Jay Fields explains its opinions on how he tests, what he tests and how best he thinks testing can be done. This is a rare event when somebody explains directly how and why he write code like that. In my professional life, events like that are not so common, especially when they are prepared and arguments well presented.
Here are some of my notes :
- Better to have N tests than a single test with a loop
- Inline setup is better that referencing a variable
- Test names are comments under cover, they will mislead
- Data builders is better than globally-defined object with default values (Object Mother)

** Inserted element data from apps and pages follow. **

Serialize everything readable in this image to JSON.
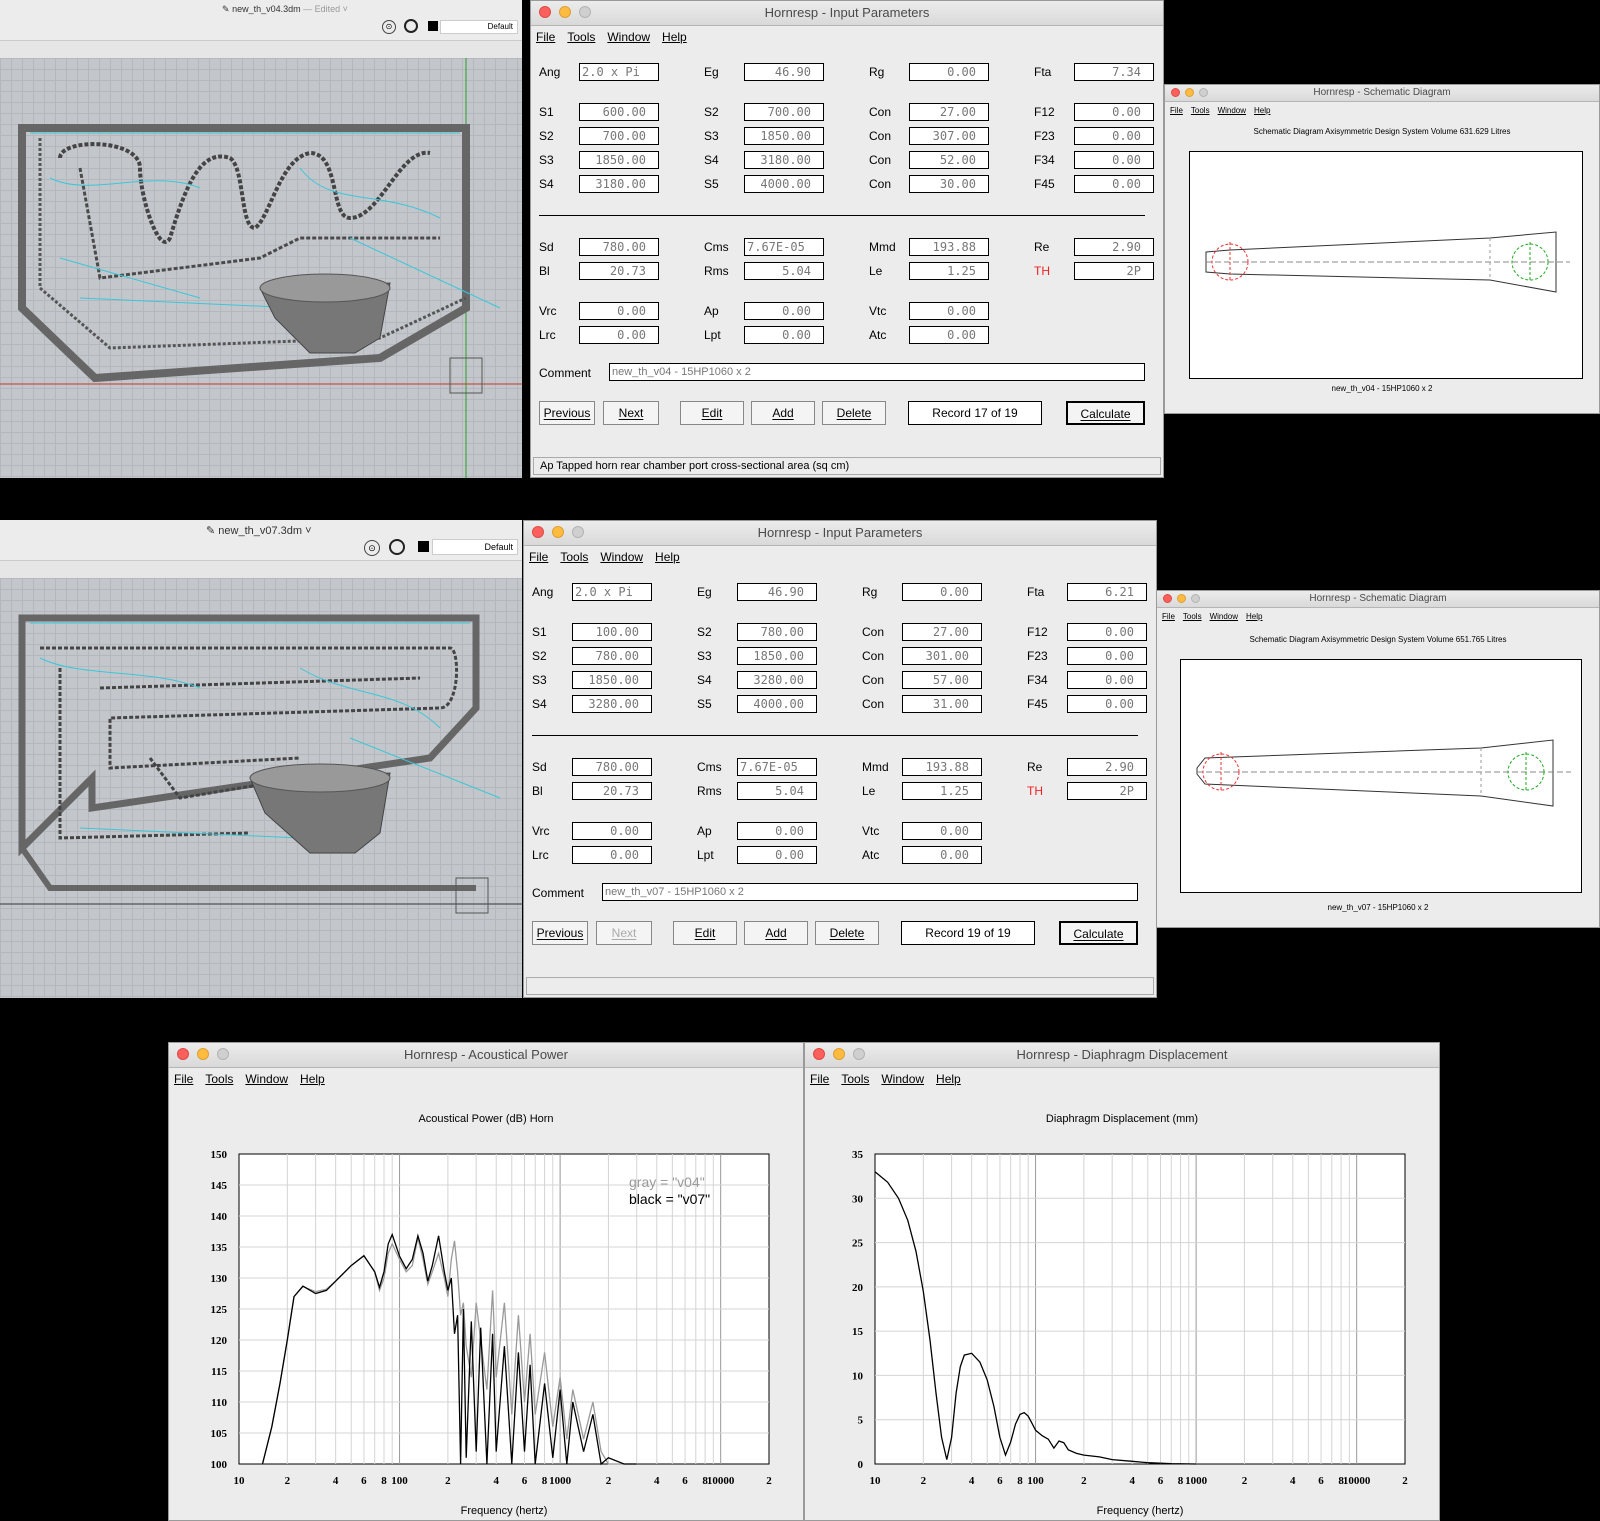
{
  "cad": [
    {
      "file": "new_th_v04.3dm",
      "edited": "— Edited ˅",
      "layer": "Default"
    },
    {
      "file": "new_th_v07.3dm ˅",
      "edited": "",
      "layer": "Default"
    }
  ],
  "menus": [
    "File",
    "Tools",
    "Window",
    "Help"
  ],
  "input_windows": [
    {
      "title": "Hornresp - Input Parameters",
      "fields": {
        "ang": "2.0 x Pi",
        "eg": "46.90",
        "rg": "0.00",
        "fta": "7.34",
        "s1": "600.00",
        "s2b": "700.00",
        "con1": "27.00",
        "f12": "0.00",
        "s2": "700.00",
        "s3b": "1850.00",
        "con2": "307.00",
        "f23": "0.00",
        "s3": "1850.00",
        "s4b": "3180.00",
        "con3": "52.00",
        "f34": "0.00",
        "s4": "3180.00",
        "s5": "4000.00",
        "con4": "30.00",
        "f45": "0.00",
        "sd": "780.00",
        "cms": "7.67E-05",
        "mmd": "193.88",
        "re": "2.90",
        "bl": "20.73",
        "rms": "5.04",
        "le": "1.25",
        "th": "2P",
        "vrc": "0.00",
        "ap": "0.00",
        "vtc": "0.00",
        "lrc": "0.00",
        "lpt": "0.00",
        "atc": "0.00",
        "comment": "new_th_v04 - 15HP1060 x 2"
      },
      "record": "Record 17 of 19",
      "next_disabled": false,
      "status": "Ap    Tapped horn rear chamber port cross-sectional area  (sq cm)"
    },
    {
      "title": "Hornresp - Input Parameters",
      "fields": {
        "ang": "2.0 x Pi",
        "eg": "46.90",
        "rg": "0.00",
        "fta": "6.21",
        "s1": "100.00",
        "s2b": "780.00",
        "con1": "27.00",
        "f12": "0.00",
        "s2": "780.00",
        "s3b": "1850.00",
        "con2": "301.00",
        "f23": "0.00",
        "s3": "1850.00",
        "s4b": "3280.00",
        "con3": "57.00",
        "f34": "0.00",
        "s4": "3280.00",
        "s5": "4000.00",
        "con4": "31.00",
        "f45": "0.00",
        "sd": "780.00",
        "cms": "7.67E-05",
        "mmd": "193.88",
        "re": "2.90",
        "bl": "20.73",
        "rms": "5.04",
        "le": "1.25",
        "th": "2P",
        "vrc": "0.00",
        "ap": "0.00",
        "vtc": "0.00",
        "lrc": "0.00",
        "lpt": "0.00",
        "atc": "0.00",
        "comment": "new_th_v07 - 15HP1060 x 2"
      },
      "record": "Record 19 of 19",
      "next_disabled": true,
      "status": ""
    }
  ],
  "labels": {
    "ang": "Ang",
    "eg": "Eg",
    "rg": "Rg",
    "fta": "Fta",
    "s1": "S1",
    "s2": "S2",
    "s3": "S3",
    "s4": "S4",
    "s5": "S5",
    "con": "Con",
    "f12": "F12",
    "f23": "F23",
    "f34": "F34",
    "f45": "F45",
    "sd": "Sd",
    "cms": "Cms",
    "mmd": "Mmd",
    "re": "Re",
    "bl": "Bl",
    "rms": "Rms",
    "le": "Le",
    "th": "TH",
    "vrc": "Vrc",
    "ap": "Ap",
    "vtc": "Vtc",
    "lrc": "Lrc",
    "lpt": "Lpt",
    "atc": "Atc",
    "comment": "Comment"
  },
  "buttons": {
    "previous": "Previous",
    "next": "Next",
    "edit": "Edit",
    "add": "Add",
    "delete": "Delete",
    "calculate": "Calculate"
  },
  "schematics": [
    {
      "title": "Hornresp - Schematic Diagram",
      "header": "Schematic Diagram   Axisymmetric Design   System Volume 631.629 Litres",
      "caption": "new_th_v04 - 15HP1060 x 2"
    },
    {
      "title": "Hornresp - Schematic Diagram",
      "header": "Schematic Diagram   Axisymmetric Design   System Volume 651.765 Litres",
      "caption": "new_th_v07 - 15HP1060 x 2"
    }
  ],
  "chart_windows": [
    {
      "title": "Hornresp - Acoustical Power"
    },
    {
      "title": "Hornresp - Diaphragm Displacement"
    }
  ],
  "chart_data": [
    {
      "type": "line",
      "title": "Acoustical Power (dB)   Horn",
      "xlabel": "Frequency (hertz)",
      "ylabel": "",
      "xscale": "log",
      "xlim": [
        10,
        20000
      ],
      "ylim": [
        100,
        150
      ],
      "x_tick_labels": [
        "10",
        "2",
        "4",
        "6",
        "8",
        "100",
        "2",
        "4",
        "6",
        "8",
        "1000",
        "2",
        "4",
        "6",
        "8",
        "10000",
        "2"
      ],
      "y_tick_labels": [
        "150",
        "145",
        "140",
        "135",
        "130",
        "125",
        "120",
        "115",
        "110",
        "105",
        "100"
      ],
      "annotations": [
        "gray = \"v04\"",
        "black = \"v07\""
      ],
      "grid": true,
      "series": [
        {
          "name": "v04",
          "color": "#9a9a9a",
          "x": [
            14,
            16,
            18,
            20,
            22,
            25,
            30,
            35,
            40,
            50,
            60,
            70,
            75,
            80,
            85,
            90,
            100,
            110,
            120,
            130,
            140,
            150,
            160,
            175,
            190,
            200,
            210,
            220,
            230,
            240,
            250,
            260,
            280,
            300,
            320,
            350,
            380,
            400,
            450,
            500,
            550,
            600,
            650,
            700,
            800,
            900,
            1000,
            1100,
            1200,
            1400,
            1600,
            1800,
            2000,
            2500,
            3000
          ],
          "y": [
            100,
            106,
            113,
            120,
            127,
            128.6,
            127.8,
            128.2,
            129.5,
            132,
            133.6,
            131,
            128,
            130,
            134,
            135.5,
            133,
            131,
            132,
            136.5,
            133,
            129,
            131,
            134,
            130,
            127,
            133,
            136,
            131,
            124,
            126,
            119,
            114,
            126,
            120,
            112,
            128,
            114,
            126,
            108,
            124,
            110,
            121,
            108,
            118,
            106,
            114,
            104,
            112,
            104,
            110,
            102,
            100,
            100,
            100
          ]
        },
        {
          "name": "v07",
          "color": "#000000",
          "x": [
            14,
            16,
            18,
            20,
            22,
            25,
            30,
            35,
            40,
            50,
            60,
            70,
            75,
            80,
            85,
            90,
            100,
            110,
            120,
            130,
            140,
            150,
            160,
            175,
            190,
            200,
            210,
            220,
            230,
            240,
            250,
            260,
            280,
            300,
            320,
            350,
            380,
            400,
            450,
            500,
            550,
            600,
            650,
            700,
            800,
            900,
            1000,
            1100,
            1200,
            1400,
            1600,
            1800,
            2000,
            2500,
            3000
          ],
          "y": [
            100,
            106,
            113,
            120,
            127,
            128.7,
            127.5,
            128,
            129.5,
            132,
            133.6,
            131,
            128.5,
            131,
            135.5,
            137,
            133.5,
            131.5,
            133,
            136.8,
            134,
            129.5,
            132,
            136.8,
            131,
            128,
            130,
            121,
            124,
            100,
            125,
            101,
            123,
            102,
            122,
            100,
            121,
            102,
            119,
            100,
            118,
            102,
            116,
            100,
            113,
            101,
            112,
            100,
            110,
            102,
            108,
            100,
            101,
            100,
            100
          ]
        }
      ]
    },
    {
      "type": "line",
      "title": "Diaphragm Displacement (mm)",
      "xlabel": "Frequency (hertz)",
      "ylabel": "",
      "xscale": "log",
      "xlim": [
        10,
        20000
      ],
      "ylim": [
        0,
        35
      ],
      "x_tick_labels": [
        "10",
        "2",
        "4",
        "6",
        "8",
        "100",
        "2",
        "4",
        "6",
        "8",
        "1000",
        "2",
        "4",
        "6",
        "8",
        "10000",
        "2"
      ],
      "y_tick_labels": [
        "35",
        "30",
        "25",
        "20",
        "15",
        "10",
        "5",
        "0"
      ],
      "grid": true,
      "series": [
        {
          "name": "",
          "color": "#000000",
          "x": [
            10,
            12,
            14,
            16,
            18,
            20,
            22,
            24,
            26,
            28,
            30,
            32,
            34,
            36,
            40,
            45,
            50,
            55,
            60,
            65,
            70,
            75,
            80,
            85,
            90,
            95,
            100,
            110,
            120,
            130,
            140,
            150,
            160,
            180,
            200,
            250,
            300,
            400,
            500,
            700,
            1000
          ],
          "y": [
            33,
            31.8,
            30,
            27.5,
            24,
            19.5,
            14,
            8,
            3,
            0.5,
            3,
            8,
            11,
            12.3,
            12.5,
            11.5,
            9.5,
            6.5,
            3,
            1,
            2.5,
            4.5,
            5.6,
            5.8,
            5.4,
            4.6,
            3.8,
            3.2,
            2.8,
            1.8,
            2.6,
            2.4,
            1.6,
            1.2,
            1.0,
            0.8,
            0.5,
            0.3,
            0.15,
            0.05,
            0
          ]
        }
      ]
    }
  ]
}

Each method added to a test complicates the tiny universe of the tests. It is hard to know which abstraction will reduce the complexity and provide value. Being DRY in tests does more harm than good, so repeating ourselves may be better for readability.
“Productively Unit Testing” is evaluating the cost of writing and maintaining a test. It is acceptable to delete a test after a TDD session or during a code review, if the value of the test does not seem positive.

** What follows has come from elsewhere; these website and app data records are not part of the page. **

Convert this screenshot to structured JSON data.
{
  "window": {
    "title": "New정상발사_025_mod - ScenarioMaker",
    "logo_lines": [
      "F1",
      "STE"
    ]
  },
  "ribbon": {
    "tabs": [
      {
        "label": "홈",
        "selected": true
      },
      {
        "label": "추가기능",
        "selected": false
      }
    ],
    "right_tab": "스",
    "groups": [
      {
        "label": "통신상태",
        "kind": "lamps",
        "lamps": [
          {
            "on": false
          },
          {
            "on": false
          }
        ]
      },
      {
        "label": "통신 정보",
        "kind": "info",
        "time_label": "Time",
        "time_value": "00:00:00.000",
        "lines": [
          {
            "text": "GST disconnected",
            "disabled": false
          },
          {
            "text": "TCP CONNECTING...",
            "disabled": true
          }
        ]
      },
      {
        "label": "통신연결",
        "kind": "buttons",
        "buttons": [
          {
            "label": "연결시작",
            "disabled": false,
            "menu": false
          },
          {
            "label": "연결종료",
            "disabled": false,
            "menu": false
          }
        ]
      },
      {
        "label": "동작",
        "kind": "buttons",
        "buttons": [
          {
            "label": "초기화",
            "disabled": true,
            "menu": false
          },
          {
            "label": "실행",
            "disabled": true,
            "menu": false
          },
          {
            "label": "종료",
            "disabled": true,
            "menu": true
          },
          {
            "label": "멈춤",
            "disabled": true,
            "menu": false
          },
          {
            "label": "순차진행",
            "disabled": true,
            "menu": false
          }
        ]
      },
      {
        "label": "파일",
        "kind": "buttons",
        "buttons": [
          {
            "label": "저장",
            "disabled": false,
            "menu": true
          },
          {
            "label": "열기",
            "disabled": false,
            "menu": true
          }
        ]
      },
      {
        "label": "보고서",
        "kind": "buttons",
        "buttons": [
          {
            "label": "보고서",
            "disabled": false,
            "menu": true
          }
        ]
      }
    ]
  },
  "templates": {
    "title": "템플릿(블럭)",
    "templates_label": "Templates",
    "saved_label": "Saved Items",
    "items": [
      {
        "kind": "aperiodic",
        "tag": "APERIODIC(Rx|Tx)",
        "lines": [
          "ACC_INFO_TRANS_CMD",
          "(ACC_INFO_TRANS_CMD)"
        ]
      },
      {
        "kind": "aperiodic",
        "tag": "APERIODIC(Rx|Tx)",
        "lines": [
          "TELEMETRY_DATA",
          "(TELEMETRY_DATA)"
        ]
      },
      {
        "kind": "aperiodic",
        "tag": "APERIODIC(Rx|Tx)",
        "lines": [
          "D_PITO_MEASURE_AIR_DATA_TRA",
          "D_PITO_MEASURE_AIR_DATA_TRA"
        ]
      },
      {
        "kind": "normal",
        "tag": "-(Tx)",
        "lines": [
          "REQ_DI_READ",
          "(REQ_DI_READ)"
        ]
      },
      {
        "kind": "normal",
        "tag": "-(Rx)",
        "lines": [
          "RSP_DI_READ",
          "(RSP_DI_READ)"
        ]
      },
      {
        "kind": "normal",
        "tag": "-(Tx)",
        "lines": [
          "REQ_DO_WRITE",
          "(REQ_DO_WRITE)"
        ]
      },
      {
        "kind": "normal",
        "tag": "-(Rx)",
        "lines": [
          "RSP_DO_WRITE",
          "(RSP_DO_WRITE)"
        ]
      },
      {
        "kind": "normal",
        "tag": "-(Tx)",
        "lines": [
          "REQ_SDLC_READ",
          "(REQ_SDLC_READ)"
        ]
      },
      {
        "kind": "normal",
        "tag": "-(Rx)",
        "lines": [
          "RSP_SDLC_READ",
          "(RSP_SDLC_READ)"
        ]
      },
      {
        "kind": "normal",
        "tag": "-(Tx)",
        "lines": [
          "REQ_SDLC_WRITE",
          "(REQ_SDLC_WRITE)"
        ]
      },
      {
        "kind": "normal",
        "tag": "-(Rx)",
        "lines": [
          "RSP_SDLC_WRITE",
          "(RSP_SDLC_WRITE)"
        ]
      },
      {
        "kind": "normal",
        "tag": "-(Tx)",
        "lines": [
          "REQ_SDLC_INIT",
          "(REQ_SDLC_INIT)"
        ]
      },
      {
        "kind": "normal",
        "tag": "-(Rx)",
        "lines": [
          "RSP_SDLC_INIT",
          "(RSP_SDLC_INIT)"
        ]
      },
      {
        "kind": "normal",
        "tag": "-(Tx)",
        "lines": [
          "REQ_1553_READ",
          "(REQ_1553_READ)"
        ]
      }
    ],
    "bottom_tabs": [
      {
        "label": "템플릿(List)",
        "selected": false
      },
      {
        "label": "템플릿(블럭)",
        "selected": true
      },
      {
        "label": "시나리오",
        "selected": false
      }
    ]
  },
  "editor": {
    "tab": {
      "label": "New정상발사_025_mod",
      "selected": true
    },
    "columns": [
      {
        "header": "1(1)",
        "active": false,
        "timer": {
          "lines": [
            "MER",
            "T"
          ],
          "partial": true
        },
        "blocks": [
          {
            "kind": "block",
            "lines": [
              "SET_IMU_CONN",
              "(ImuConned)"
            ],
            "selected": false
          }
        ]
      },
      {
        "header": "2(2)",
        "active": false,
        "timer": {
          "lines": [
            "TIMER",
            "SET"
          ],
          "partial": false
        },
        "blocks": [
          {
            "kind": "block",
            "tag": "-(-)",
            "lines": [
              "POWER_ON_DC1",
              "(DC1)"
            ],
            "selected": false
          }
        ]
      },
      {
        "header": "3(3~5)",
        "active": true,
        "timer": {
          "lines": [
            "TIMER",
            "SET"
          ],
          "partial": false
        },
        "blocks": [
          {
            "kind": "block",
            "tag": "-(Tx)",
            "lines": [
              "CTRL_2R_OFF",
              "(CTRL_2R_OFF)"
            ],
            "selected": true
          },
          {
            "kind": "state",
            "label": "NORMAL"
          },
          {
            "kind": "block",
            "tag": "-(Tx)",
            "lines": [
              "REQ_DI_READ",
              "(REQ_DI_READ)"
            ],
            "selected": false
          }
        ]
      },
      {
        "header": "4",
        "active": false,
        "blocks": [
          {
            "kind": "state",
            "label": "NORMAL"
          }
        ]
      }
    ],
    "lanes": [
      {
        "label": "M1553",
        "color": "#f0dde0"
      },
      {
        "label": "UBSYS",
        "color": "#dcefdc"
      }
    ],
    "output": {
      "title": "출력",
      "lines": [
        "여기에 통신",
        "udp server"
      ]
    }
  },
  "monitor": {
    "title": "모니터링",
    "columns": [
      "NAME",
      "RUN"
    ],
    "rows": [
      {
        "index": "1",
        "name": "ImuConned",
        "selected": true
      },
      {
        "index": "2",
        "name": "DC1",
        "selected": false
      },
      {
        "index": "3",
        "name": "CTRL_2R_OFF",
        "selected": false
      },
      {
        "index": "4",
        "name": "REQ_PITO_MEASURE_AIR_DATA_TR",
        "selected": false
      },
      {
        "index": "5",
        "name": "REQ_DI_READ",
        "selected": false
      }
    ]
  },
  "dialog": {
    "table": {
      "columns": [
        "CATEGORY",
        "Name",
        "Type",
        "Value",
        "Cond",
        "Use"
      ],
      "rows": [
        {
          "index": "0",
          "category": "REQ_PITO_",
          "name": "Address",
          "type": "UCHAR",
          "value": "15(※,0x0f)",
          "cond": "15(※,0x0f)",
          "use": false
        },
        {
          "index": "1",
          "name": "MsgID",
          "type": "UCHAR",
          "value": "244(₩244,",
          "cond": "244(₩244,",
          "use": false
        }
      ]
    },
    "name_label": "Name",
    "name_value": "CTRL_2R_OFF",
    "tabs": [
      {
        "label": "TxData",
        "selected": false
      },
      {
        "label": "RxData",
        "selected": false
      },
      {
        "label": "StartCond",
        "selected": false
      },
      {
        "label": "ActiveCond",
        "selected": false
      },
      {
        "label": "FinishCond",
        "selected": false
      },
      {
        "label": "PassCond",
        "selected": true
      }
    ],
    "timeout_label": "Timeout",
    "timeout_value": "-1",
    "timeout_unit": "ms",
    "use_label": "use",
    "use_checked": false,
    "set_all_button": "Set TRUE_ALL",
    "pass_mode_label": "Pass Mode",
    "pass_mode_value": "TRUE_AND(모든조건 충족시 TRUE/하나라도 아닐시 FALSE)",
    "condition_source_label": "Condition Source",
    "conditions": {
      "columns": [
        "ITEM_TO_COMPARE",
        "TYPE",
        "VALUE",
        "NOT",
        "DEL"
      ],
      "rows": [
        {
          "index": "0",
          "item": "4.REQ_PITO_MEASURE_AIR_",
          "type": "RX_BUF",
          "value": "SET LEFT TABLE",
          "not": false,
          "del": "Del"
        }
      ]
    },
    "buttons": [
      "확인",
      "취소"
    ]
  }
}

Test what seems fragile and is expected to change, ignore the rest.
Test names are comments. They degrade with time, they may be wrong or worse they may mislead.
And, it is rare when a test name tells you what is going wrong. It will just indicate where to first look at (the body of the test method). So test names are just pointer to code. The shorter, the better.
“Implementation over-specification” means a test is fragile because it knows too much about what it is trying to verify, and that a small change in the production code will break the test.
Solutions are to relax prepartion with Mockito’s anyString/anyLong/… ; Null as a return value is acceptable.
It is simpler and more readable to compare a literal (aka primitive) value, than objects together.
To avoid cascading failures, he only knows two solutions :
- make the tests more intelligent
- make the tests more ignorant.
He aims for 80% of coverage. Going for more that 80% is most likely that the motivation is a better greater number and not the ROI.
Don’t forget that it’s easy to fake a good coverage with tests without assertion…
Broad Stack Test
These are End-to-End tests. They are complex and fragile.
He recommends that these tests will survive only if this is the author who maintains them and not the whole team. And if the author leaves, the time will be best invested recreating those tests than to try to fix them. I couldn’t agree more.
His Mike Cohn Test pyramid is divided into: 1 to 12 Broad Stack Tests, 20% of “sociable” tests (tests that interacts with others) and 80% unit tests.
I read a paper edition, found on Amazon. The overall quality is quite good, but the lack of emphasis/bold is disturbing on the code samples. Some lines are somewhat bold, but a vertical line or some ninja-stylized thing could make the UX better. This is one of the limit of using Markdown for publishing.
But this print edition is way better that the previous book I read (“Notes a software team leader” by Roy Osherove) where some markdown content was not parsed at all…
Author’s blog: http://blog.jayfields.com/
The book: http://signup.wewut.com/